(Stored items from a collection)
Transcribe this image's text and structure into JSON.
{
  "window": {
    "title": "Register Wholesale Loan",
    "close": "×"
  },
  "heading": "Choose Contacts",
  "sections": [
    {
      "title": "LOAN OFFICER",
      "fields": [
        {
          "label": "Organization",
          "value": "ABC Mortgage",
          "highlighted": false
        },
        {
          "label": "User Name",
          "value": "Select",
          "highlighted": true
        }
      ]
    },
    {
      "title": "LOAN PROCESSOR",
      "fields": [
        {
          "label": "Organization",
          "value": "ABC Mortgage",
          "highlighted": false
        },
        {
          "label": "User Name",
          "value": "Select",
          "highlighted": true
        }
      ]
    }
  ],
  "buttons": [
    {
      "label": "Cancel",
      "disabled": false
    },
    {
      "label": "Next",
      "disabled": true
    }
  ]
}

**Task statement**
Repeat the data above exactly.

**Task result**
Transcribe this image's text and structure into JSON.
{
  "window": {
    "title": "Register Wholesale Loan",
    "close": "×"
  },
  "heading": "Choose Contacts",
  "sections": [
    {
      "title": "LOAN OFFICER",
      "fields": [
        {
          "label": "Organization",
          "value": "ABC Mortgage",
          "highlighted": false
        },
        {
          "label": "User Name",
          "value": "Select",
          "highlighted": true
        }
      ]
    },
    {
      "title": "LOAN PROCESSOR",
      "fields": [
        {
          "label": "Organization",
          "value": "ABC Mortgage",
          "highlighted": false
        },
        {
          "label": "User Name",
          "value": "Select",
          "highlighted": true
        }
      ]
    }
  ],
  "buttons": [
    {
      "label": "Cancel",
      "disabled": false
    },
    {
      "label": "Next",
      "disabled": true
    }
  ]
}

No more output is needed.